- Create a circle. Make sure that it is round using the layout tool.
- copy the circle and move it down
- Draw a rectangle with the Closed Shapes' tool and align it somewhat
- Select the Layout tab and in the Align tab -> To Object, select Align horizontal centered
- Select the three objects, e.g. by dragging the mouse
- In the Combine vectors panel, select Addition
Intersection, rotation, simplify example
The following shows how to create flower petals from circles.
- Create a circle
- Duplicate the circle using the Matrix repetitions tool in the Layout Panel. Notice that use negative distances of -5mm in order to have them overlap.
- Then, move the circles in place. I also killed the circle in the middle.
- Select two circles and select Intersection in the combine vectors panel and repeat
- Adjust a bit. Use CTRL-arrows to move tiny bits and use CTRL-mouse to rotate a corner
- Then select the remaining four petals and group with the right-click context menu (the latter is not needed really)
- Make a copy, e.g. click on "duplicate" in the Layout tool
- Move the copy over the the original
- Rotate the copy as shown in the figure below (hold down the CTRL key and grab an angle)
- Select all and ungroup both groups (the one on top and the one underneath) with the right-click context menu
- Adjust according to your needs (not shown here). You also can remove the borders ....
- Add a little circle in the center.
- You finally now could select all these petals and Simplify using again the Combine Vectors tool. Depends on whether you want the petals on top to be stitched over the ones underneath.
- Select all, the Convert->Art to Stitch Intelligent
- In the Image to Sections tool, select Stitch Settings and set Maximum ZZ width to 3 .... else your petals will have both ZigZags and patters.

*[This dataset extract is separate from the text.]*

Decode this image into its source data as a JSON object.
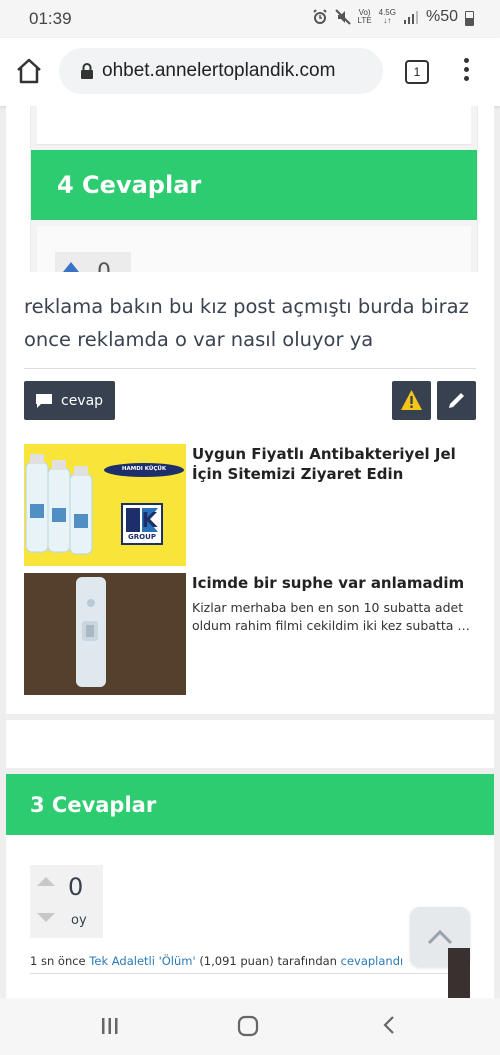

You also can fix that later of course.
The fill patterns are not glorious, but working on these requires some extra work including some work with direction lines I think.
Morale: Sometimes using clever combination techniques makes life easier than drawing. All depends on your drawing skills. Personally I don't have much ....